Our new neighbor on the south side asked me over the fence why I liked to garden and I told her it’s not appreciably less absorbing than the sonic and visual worlds of creativity I’m devoted to. The new landscape is rough in spots and my vision is rustic, but my big advantage is that the previous owner also loved to garden. Thank you Eleanor.
Her house’s back yard has five rose bushed tucked by the crab apple tree. The one highlighted in these pictures has sixty plus blossoms. In March I cut the roses back just a tiny bit. I don’t know anything about roses. My late mother abandoned rose gardening because it was so hard to figure out how to meet the numerous challenges from blight to bug. Obviously, our rose bushes are healthy. Bless ‘em.
Last May, when Sonny, our male cat, was five months old and a lithe leaper, I constructed a video and posted it to youtube. Since then 62 people have viewed the video. Thank you. I did my part. The video did not go viral.
Sonny, grown-up, apparently.
Yeah, now he’s a big lad; 15lbs. He cannot really elevate like he used to be able to do, but when he gets up a head of steam he can get himself up five feet. As always, he doesn’t stick the landing as much as try to wrestle his ‘touch-down’ momentum back down to zero.
It’s six weeks after our move, and I’m sensing in myself small urges to publish stuff on the Explorations Blog. Probably, on some morning in the near future, I will climb the stairs into the new third floor studio-in-progress, sit down at the screen, and, keep this endeavor lurching into the new year.
It is likely that there will be a “flurry” of activity.
For the moment, I am ticking off tasks on the formidable master list, re-acclimating to the demands of home ownership, printing and framing the results of visual experiments (and littering our fresh walls with these,) and, building strength to set up shelving and unbox the darn music collection.
I’ll have something to express about our finding a kome almost exactly one mile from the house I group up in between zero-seven years of age in good ol’ Cleveland Heights, Ohio.

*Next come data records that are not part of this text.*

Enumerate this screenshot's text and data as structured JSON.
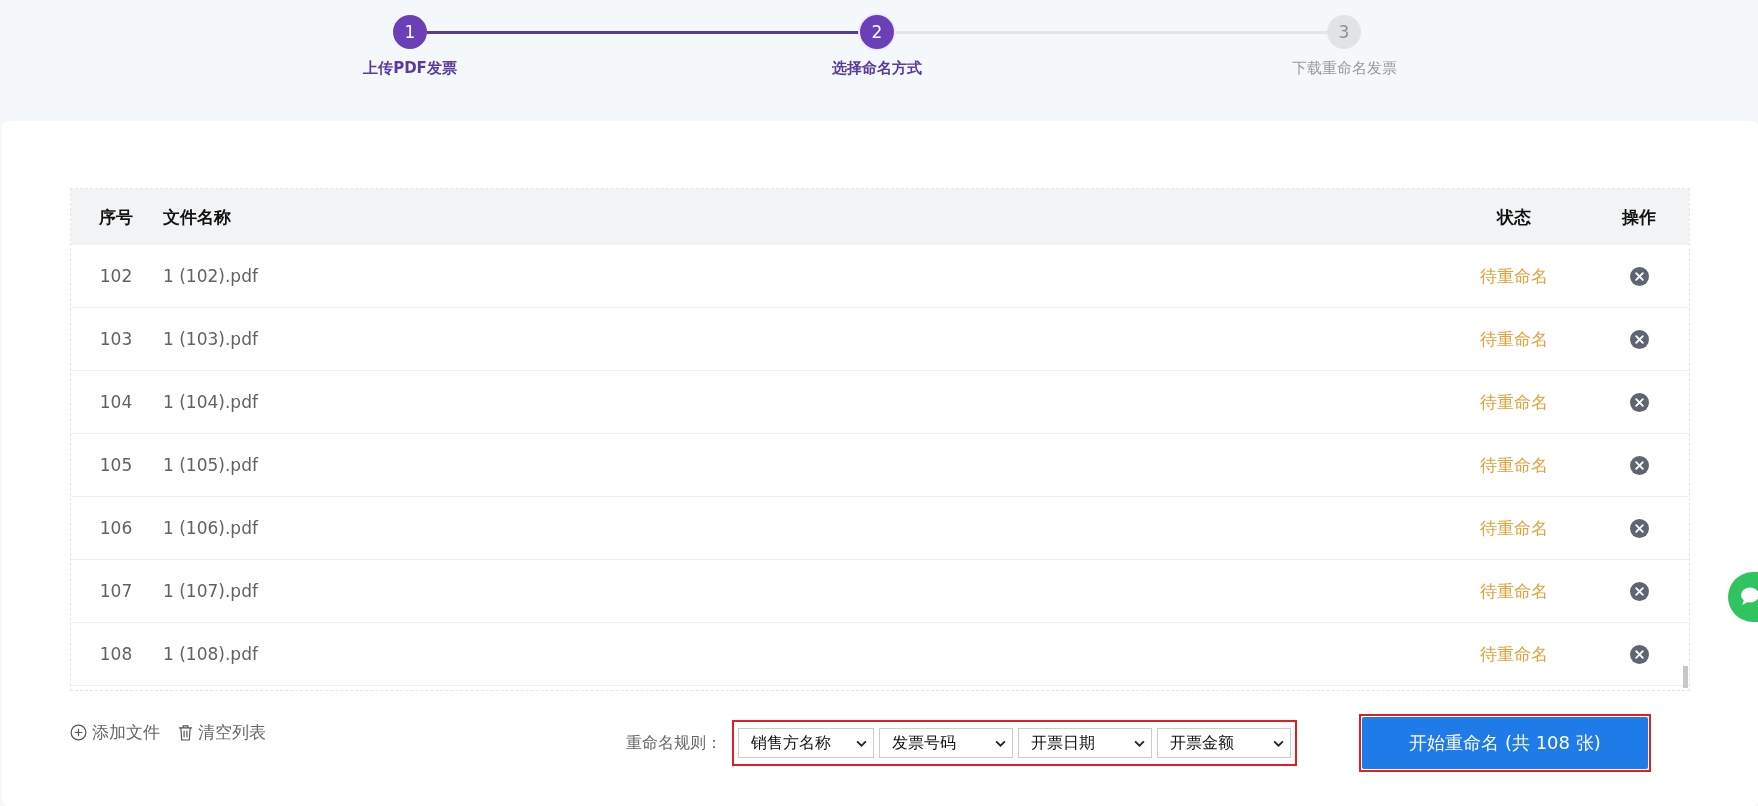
{
  "steps": [
    {
      "number": "1",
      "label": "上传PDF发票",
      "completed": true,
      "current": false
    },
    {
      "number": "2",
      "label": "选择命名方式",
      "completed": false,
      "current": true
    },
    {
      "number": "3",
      "label": "下载重命名发票",
      "completed": false,
      "current": false
    }
  ],
  "table": {
    "columns": [
      "序号",
      "文件名称",
      "状态",
      "操作"
    ],
    "rows": [
      {
        "index": "102",
        "file": "1 (102).pdf",
        "status": "待重命名"
      },
      {
        "index": "103",
        "file": "1 (103).pdf",
        "status": "待重命名"
      },
      {
        "index": "104",
        "file": "1 (104).pdf",
        "status": "待重命名"
      },
      {
        "index": "105",
        "file": "1 (105).pdf",
        "status": "待重命名"
      },
      {
        "index": "106",
        "file": "1 (106).pdf",
        "status": "待重命名"
      },
      {
        "index": "107",
        "file": "1 (107).pdf",
        "status": "待重命名"
      },
      {
        "index": "108",
        "file": "1 (108).pdf",
        "status": "待重命名"
      }
    ]
  },
  "actions": {
    "add": "添加文件",
    "clear": "清空列表"
  },
  "rule": {
    "label": "重命名规则：",
    "fields": [
      "销售方名称",
      "发票号码",
      "开票日期",
      "开票金额"
    ]
  },
  "start_button": "开始重命名 (共 108 张)"
}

Kizzy. Looking over the wash of posts oriented to the recently past political season, and the interjections of Freeplay Softball reports and a few postings of my art, I see right away the points of emphasis will soon be shifting. I don’t plan much out, still, I’ve been collecting teaching cartoons, and interesting captures from the web tubes, and, other stuff, while I neglect packing up for the big move into the new house–except I’m remaining behind in important respects until the current house is sold!
People who know me well might find it amusing to learn my preoccupations aren’t throwing me all about as they usually do. Ironically, the research project into Strategic Serendipity is on hold just as the whole field blows up on the breath of several best-selling, albeit non-technical, treatments of the subject.
Before packing up 18,000+ records and discs, and, after emptying out the basement record library, prior to the excellent Pure-O-Clean coming in to remove the Pergo. I’m still sorting out the damage from the August water tank leak. It is what it is.
In fairly short order between August 6 and 17th, first the apple tree’s main limb parted ways with the trunk and fell five or so feet onto the garage roof, and ten days later the water tank for the upstair’s suite sprang a leak and over forty-five minutes several hundred gallons poured on the floor and migrated over to the music library.
Luckily, I was home at the time. It could have been worse. The bottom rows of vinyl records actually served as a dam and prevented the water from reaching the walls. A laminate floor was destroyed, and a lot of vintage record covers were trashed too.
…trivial problems in the scheme of things. My blogging activity is going to be even more reduced as I manage some repair and insurance situations, and figure out with Susan where we’re going to move to in–most likely–Cleveland Heights later in the fall.